And fewer still once we left the road for the blowy field below the old homestead, making our way between stalks of old hay jutting up like quills through the ragged blanket of snow. The southeast sky was oddly bright, thin banks of cloud layered across one another, each glowing as if filled with candles. The many stars were blurry, and a faint trail of jet exhaust floated overhead like a shadow, a ghostly seam that might at any moment burst.
What is happiness? Was it that moment, the mind unable to do anything but stare in widening circles, amazed at the world, entertaining itself by searching for perfect words? I wasn’t often happy as a child, nor for many years after, though I understand this now to be a failure of recognition more than anything else.
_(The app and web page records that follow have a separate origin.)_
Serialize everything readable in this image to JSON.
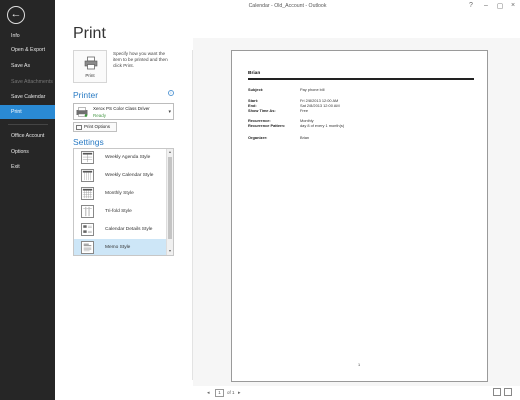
{
  "window": {
    "title": "Calendar - Old_Account - Outlook",
    "controls": [
      "?",
      "–",
      "▢",
      "×"
    ]
  },
  "sidebar": {
    "items": [
      {
        "label": "Info",
        "state": "normal"
      },
      {
        "label": "Open & Export",
        "state": "normal"
      },
      {
        "label": "Save As",
        "state": "normal"
      },
      {
        "label": "Save Attachments",
        "state": "disabled"
      },
      {
        "label": "Save Calendar",
        "state": "normal"
      },
      {
        "label": "Print",
        "state": "active"
      },
      {
        "label": "Office Account",
        "state": "normal"
      },
      {
        "label": "Options",
        "state": "normal"
      },
      {
        "label": "Exit",
        "state": "normal"
      }
    ]
  },
  "page_title": "Print",
  "print_button": {
    "label": "Print",
    "description": "Specify how you want the item to be printed and then click Print."
  },
  "printer": {
    "heading": "Printer",
    "name": "Xerox PS Color Class Driver",
    "status": "Ready",
    "options_label": "Print Options"
  },
  "settings": {
    "heading": "Settings",
    "styles": [
      {
        "label": "Weekly Agenda Style",
        "selected": false
      },
      {
        "label": "Weekly Calendar Style",
        "selected": false
      },
      {
        "label": "Monthly Style",
        "selected": false
      },
      {
        "label": "Tri-fold Style",
        "selected": false
      },
      {
        "label": "Calendar Details Style",
        "selected": false
      },
      {
        "label": "Memo Style",
        "selected": true
      }
    ]
  },
  "preview": {
    "header_name": "Brian",
    "rows": [
      {
        "label": "Subject:",
        "value": "Pay phone bill"
      },
      {
        "label": "Start:",
        "value": "Fri 2/8/2013 12:00 AM"
      },
      {
        "label": "End:",
        "value": "Sat 2/8/2013 12:00 AM"
      },
      {
        "label": "Show Time As:",
        "value": "Free"
      },
      {
        "label": "Recurrence:",
        "value": "Monthly"
      },
      {
        "label": "Recurrence Pattern:",
        "value": "day 8 of every 1 month(s)"
      },
      {
        "label": "Organizer:",
        "value": "Brian"
      }
    ],
    "page_number": "1"
  },
  "pager": {
    "current": "1",
    "of_text": "of 1",
    "prev": "◂",
    "next": "▸"
  },
  "colors": {
    "sidebar": "#262626",
    "accent": "#2a8ad4",
    "heading": "#2a7bc4",
    "selected": "#cde6f7"
  }
}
I woke early one morning and sat on a fence watching a pheasant cock courting a hen, and later got a detention for falling asleep in class. What was algebra compared to wild love? Happy was mostly family members and neighbors lit up with booze, raucous and loud like embodied exclamation points. Not until my early twenties or so, reading Thoreau closely for the first time, through a lens provided by the poet Jack Gilbert, and later Wendell Berry, did I begin to see that there was such a state as natural, serious joy which, rather than call attention to itself, simply burned low and fierce in an interior way, always illuminating if not the face of Christ then at least the next step along the way.
Out near the middle of the field both dogs drew up short, staring intently into the windy darkness. As happens these days, I heard voices out there – high ones this time, out where the bracken begins to slope down towards the contaminated feeder pond. Unhappy ghosts singing to whoever will hear their woe. It wasn’t fear that turned me back, so much as the desire to return the dogs’ loyalty and heed their own apprehension. They would barrel into hell if I gave the order. It seemed a small gift indeed to spare them forward motion in that moment.
You who are the chosen one of Christ must hear and see, with ears and eyes not of the body! The winds seemed to enlarge themselves as we came back to the house, the shovel blown back into the driveway as if to signal a job unfinished. Hours later, writing it all down, I feel foolish and uncertain, as if joy of any kind were someone else’s inheritance. And yet I can hear it all still – the high lonesome voices, the howling wind, the hard breathing of the dogs as they raced before me, and the ancient song that underlies it all, binds it up in melody, as it always has. These sentences bear awkward witness: I am happy, against all odds.